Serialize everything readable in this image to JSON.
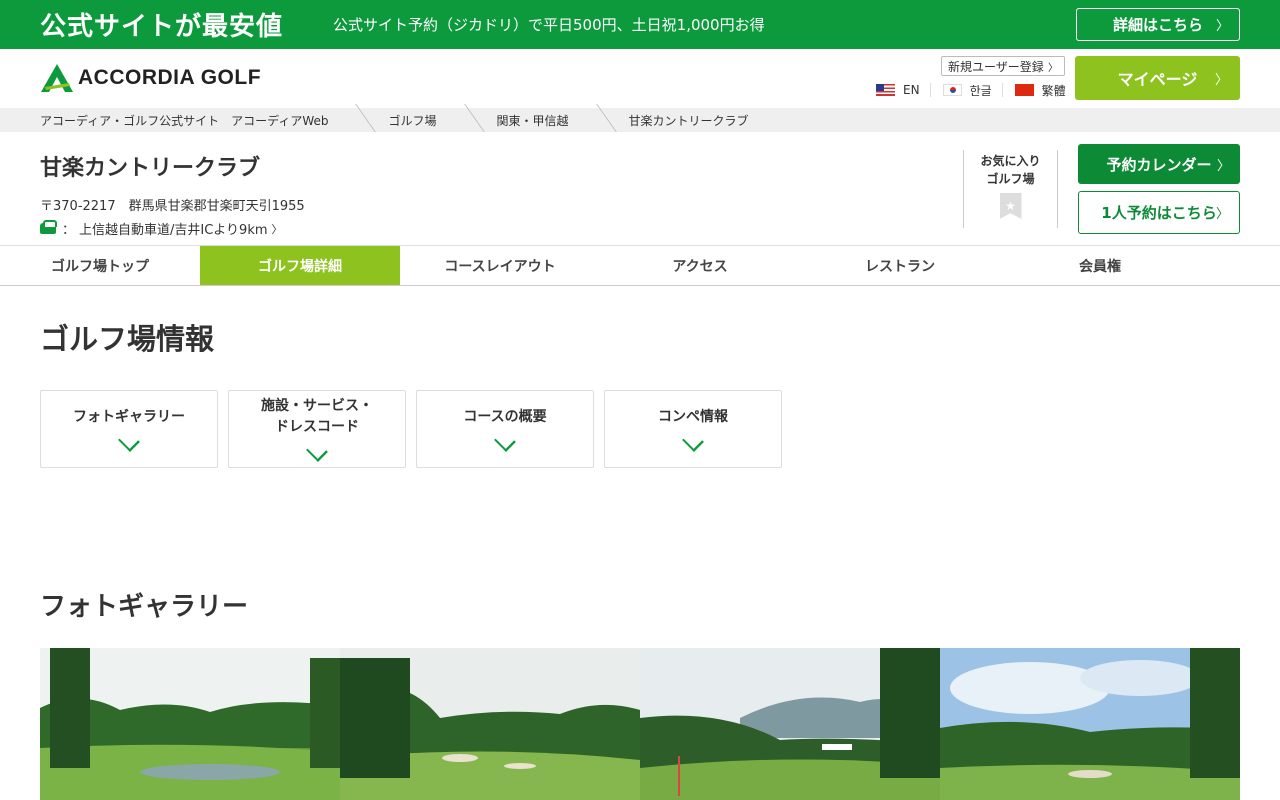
{
  "promo": {
    "headline": "公式サイトが最安値",
    "subtext": "公式サイト予約（ジカドリ）で平日500円、土日祝1,000円お得",
    "detail_button": "詳細はこちら"
  },
  "header": {
    "logo_text": "ACCORDIA GOLF",
    "register_link": "新規ユーザー登録",
    "languages": [
      {
        "label": "EN",
        "flag": "us-flag-icon"
      },
      {
        "label": "한글",
        "flag": "kr-flag-icon"
      },
      {
        "label": "繁體",
        "flag": "cn-flag-icon"
      }
    ],
    "mypage_button": "マイページ"
  },
  "breadcrumb": [
    "アコーディア・ゴルフ公式サイト　アコーディアWeb",
    "ゴルフ場",
    "関東・甲信越",
    "甘楽カントリークラブ"
  ],
  "course": {
    "name": "甘楽カントリークラブ",
    "address": "〒370-2217　群馬県甘楽郡甘楽町天引1955",
    "access_prefix": "：",
    "access": "上信越自動車道/吉井ICより9km",
    "favorite_line1": "お気に入り",
    "favorite_line2": "ゴルフ場",
    "calendar_button": "予約カレンダー",
    "solo_button": "1人予約はこちら"
  },
  "tabs": [
    {
      "label": "ゴルフ場トップ",
      "active": false
    },
    {
      "label": "ゴルフ場詳細",
      "active": true
    },
    {
      "label": "コースレイアウト",
      "active": false
    },
    {
      "label": "アクセス",
      "active": false
    },
    {
      "label": "レストラン",
      "active": false
    },
    {
      "label": "会員権",
      "active": false
    }
  ],
  "info": {
    "title": "ゴルフ場情報",
    "cards": [
      {
        "line1": "フォトギャラリー",
        "line2": ""
      },
      {
        "line1": "施設・サービス・",
        "line2": "ドレスコード"
      },
      {
        "line1": "コースの概要",
        "line2": ""
      },
      {
        "line1": "コンペ情報",
        "line2": ""
      }
    ]
  },
  "gallery": {
    "title": "フォトギャラリー"
  },
  "colors": {
    "brand_green": "#0c9a3d",
    "accent_lime": "#8dc21f"
  }
}
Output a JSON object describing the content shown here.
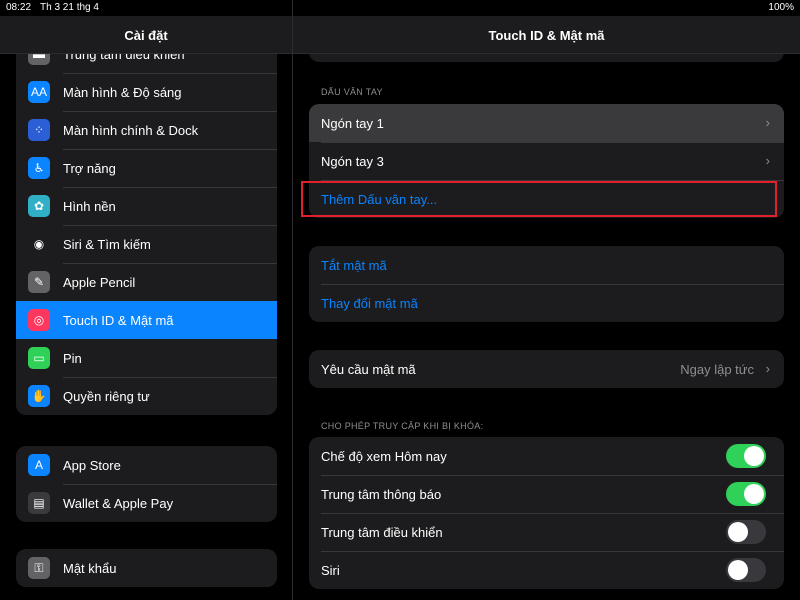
{
  "status_bar": {
    "time": "08:22",
    "date": "Th 3 21 thg 4",
    "battery": "100%"
  },
  "left": {
    "title": "Cài đặt",
    "group1": [
      {
        "label": "Trung tâm điều khiển",
        "icon": "control-center-icon",
        "color": "#636366",
        "glyph": "▬"
      },
      {
        "label": "Màn hình & Độ sáng",
        "icon": "display-brightness-icon",
        "color": "#0a84ff",
        "glyph": "AA"
      },
      {
        "label": "Màn hình chính & Dock",
        "icon": "home-screen-dock-icon",
        "color": "#2c5fd6",
        "glyph": "⁘"
      },
      {
        "label": "Trợ năng",
        "icon": "accessibility-icon",
        "color": "#0a84ff",
        "glyph": "♿"
      },
      {
        "label": "Hình nền",
        "icon": "wallpaper-icon",
        "color": "#30b0c7",
        "glyph": "✿"
      },
      {
        "label": "Siri & Tìm kiếm",
        "icon": "siri-icon",
        "color": "#1c1c1e",
        "glyph": "◉"
      },
      {
        "label": "Apple Pencil",
        "icon": "apple-pencil-icon",
        "color": "#636366",
        "glyph": "✎"
      },
      {
        "label": "Touch ID & Mật mã",
        "icon": "touch-id-icon",
        "color": "#ff375f",
        "glyph": "◎",
        "selected": true
      },
      {
        "label": "Pin",
        "icon": "battery-icon",
        "color": "#30d158",
        "glyph": "▭"
      },
      {
        "label": "Quyền riêng tư",
        "icon": "privacy-hand-icon",
        "color": "#0a84ff",
        "glyph": "✋"
      }
    ],
    "group2": [
      {
        "label": "App Store",
        "icon": "app-store-icon",
        "color": "#0a84ff",
        "glyph": "A"
      },
      {
        "label": "Wallet & Apple Pay",
        "icon": "wallet-icon",
        "color": "#3a3a3c",
        "glyph": "▤"
      }
    ],
    "group3": [
      {
        "label": "Mật khẩu",
        "icon": "passwords-key-icon",
        "color": "#636366",
        "glyph": "⚿"
      }
    ]
  },
  "right": {
    "title": "Touch ID & Mật mã",
    "fingerprint_section": "DẤU VÂN TAY",
    "fingerprints": [
      {
        "label": "Ngón tay 1"
      },
      {
        "label": "Ngón tay 3"
      }
    ],
    "add_fingerprint": "Thêm Dấu vân tay...",
    "passcode_off": "Tắt mật mã",
    "passcode_change": "Thay đổi mật mã",
    "require_passcode": {
      "label": "Yêu cầu mật mã",
      "value": "Ngay lập tức"
    },
    "locked_section": "CHO PHÉP TRUY CẬP KHI BỊ KHÓA:",
    "locked_access": [
      {
        "label": "Chế độ xem Hôm nay",
        "on": true
      },
      {
        "label": "Trung tâm thông báo",
        "on": true
      },
      {
        "label": "Trung tâm điều khiển",
        "on": false
      },
      {
        "label": "Siri",
        "on": false
      }
    ]
  }
}
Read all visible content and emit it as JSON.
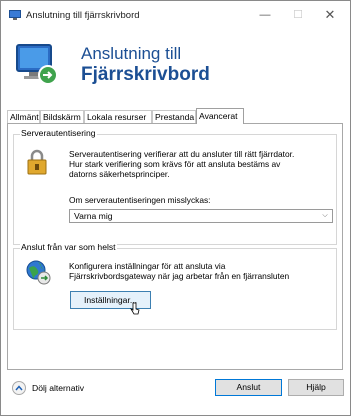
{
  "window": {
    "title": "Anslutning till fjärrskrivbord",
    "controls": {
      "minimize": "—",
      "maximize": "☐",
      "close": "✕"
    }
  },
  "banner": {
    "line1": "Anslutning till",
    "line2": "Fjärrskrivbord"
  },
  "tabs": [
    {
      "label": "Allmänt",
      "active": false
    },
    {
      "label": "Bildskärm",
      "active": false
    },
    {
      "label": "Lokala resurser",
      "active": false
    },
    {
      "label": "Prestanda",
      "active": false
    },
    {
      "label": "Avancerat",
      "active": true
    }
  ],
  "server_auth": {
    "title": "Serverautentisering",
    "description": [
      "Serverautentisering verifierar att du ansluter till rätt fjärrdator.",
      "Hur stark verifiering som krävs för att ansluta bestäms av",
      "datorns säkerhetsprinciper."
    ],
    "fail_label": "Om serverautentiseringen misslyckas:",
    "fail_value": "Varna mig"
  },
  "connect_anywhere": {
    "title": "Anslut från var som helst",
    "description": [
      "Konfigurera inställningar för att ansluta via",
      "Fjärrskrivbordsgateway när jag arbetar från en fjärransluten"
    ],
    "settings_button": "Inställningar..."
  },
  "footer": {
    "hide_options": "Dölj alternativ",
    "connect_button": "Anslut",
    "help_button": "Hjälp"
  },
  "colors": {
    "banner_text": "#1c4f94",
    "focus_border": "#0078d7"
  }
}
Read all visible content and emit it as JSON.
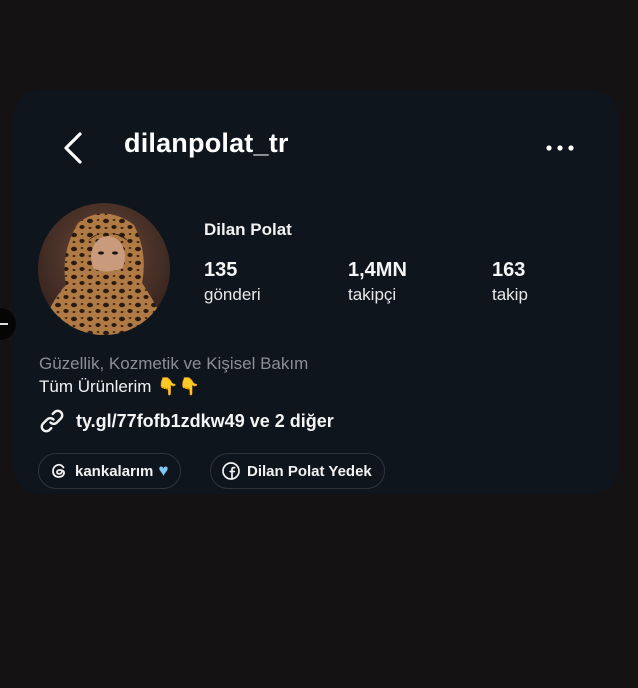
{
  "header": {
    "username": "dilanpolat_tr"
  },
  "profile": {
    "display_name": "Dilan Polat",
    "stats": [
      {
        "value": "135",
        "label": "gönderi"
      },
      {
        "value": "1,4MN",
        "label": "takipçi"
      },
      {
        "value": "163",
        "label": "takip"
      }
    ],
    "category": "Güzellik, Kozmetik ve Kişisel Bakım",
    "bio": "Tüm Ürünlerim",
    "bio_emoji": "👇👇",
    "link": "ty.gl/77fofb1zdkw49 ve 2 diğer"
  },
  "chips": [
    {
      "label": "kankalarım",
      "icon": "threads-icon"
    },
    {
      "label": "Dilan Polat Yedek",
      "icon": "facebook-icon"
    }
  ],
  "colors": {
    "background": "#141213",
    "card": "#0f151c",
    "muted_text": "#8a8f97",
    "chip_border": "#2e353e",
    "heart": "#7ec8f5"
  }
}
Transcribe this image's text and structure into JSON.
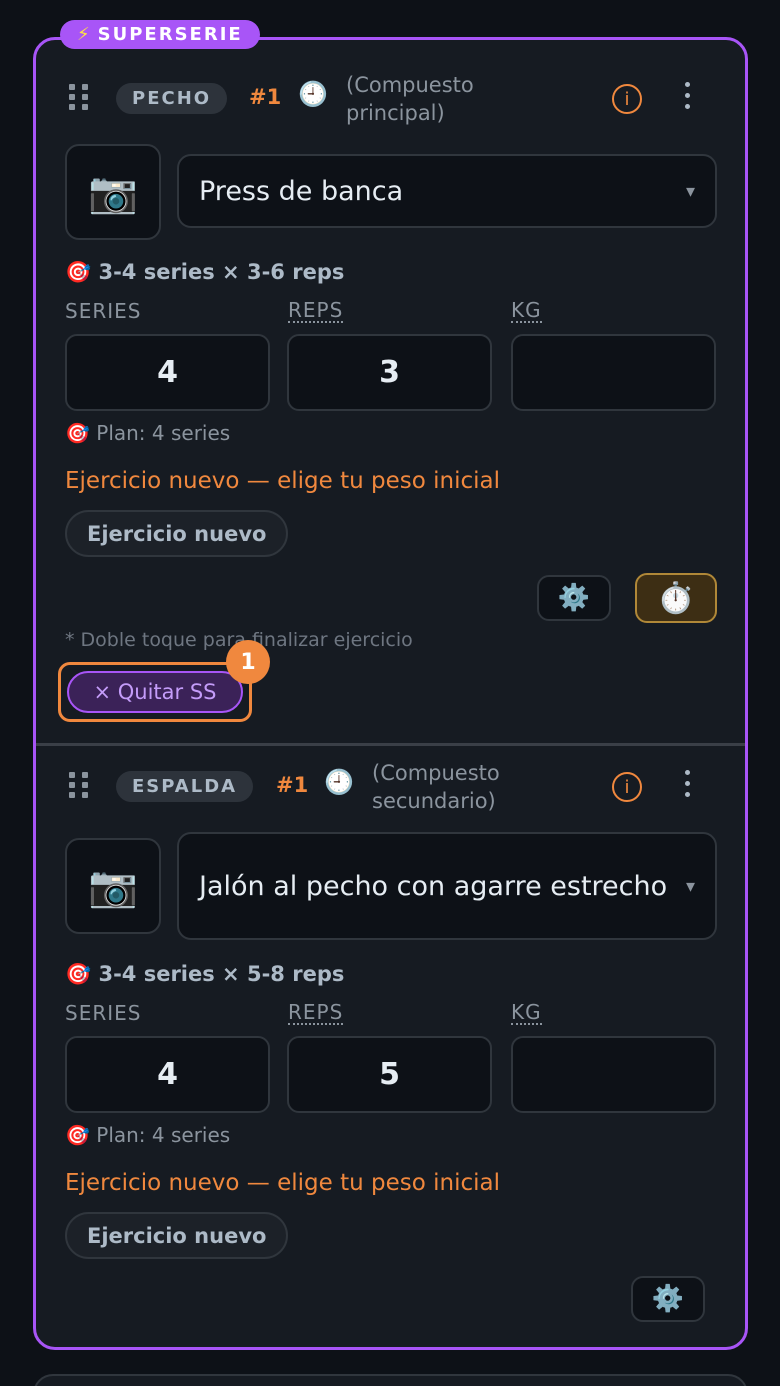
{
  "superset": {
    "badge_icon": "⚡",
    "badge_label": "SUPERSERIE",
    "accent": "#a855f7"
  },
  "exercises": [
    {
      "group": "PECHO",
      "rank": "#1",
      "type_icon": "🕘",
      "type_line1": "(Compuesto",
      "type_line2": "principal)",
      "info_icon": "i",
      "photo_icon": "📷",
      "name": "Press de banca",
      "caret": "▾",
      "target": "🎯 3-4 series × 3-6 reps",
      "labels": {
        "series": "SERIES",
        "reps": "REPS",
        "kg": "KG"
      },
      "values": {
        "series": "4",
        "reps": "3",
        "kg": ""
      },
      "plan": "🎯 Plan: 4 series",
      "warning": "Ejercicio nuevo — elige tu peso inicial",
      "new_label": "Ejercicio nuevo",
      "settings_icon": "⚙️",
      "timer_icon": "⏱️",
      "hint": "* Doble toque para finalizar ejercicio",
      "remove_label": "× Quitar SS",
      "step_number": "1"
    },
    {
      "group": "ESPALDA",
      "rank": "#1",
      "type_icon": "🕘",
      "type_line1": "(Compuesto",
      "type_line2": "secundario)",
      "info_icon": "i",
      "photo_icon": "📷",
      "name": "Jalón al pecho con agarre estrecho",
      "caret": "▾",
      "target": "🎯 3-4 series × 5-8 reps",
      "labels": {
        "series": "SERIES",
        "reps": "REPS",
        "kg": "KG"
      },
      "values": {
        "series": "4",
        "reps": "5",
        "kg": ""
      },
      "plan": "🎯 Plan: 4 series",
      "warning": "Ejercicio nuevo — elige tu peso inicial",
      "new_label": "Ejercicio nuevo",
      "settings_icon": "⚙️"
    }
  ]
}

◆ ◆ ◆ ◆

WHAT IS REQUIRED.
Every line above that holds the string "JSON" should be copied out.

OUTPUT OF THE TASK.
Serialize everything readable in this image to JSON.
Output a JSON object describing the content shown here.
Read all visible content and emit it as JSON.
Read all visible content and emit it as JSON.
Transcribe this image's text and structure into JSON.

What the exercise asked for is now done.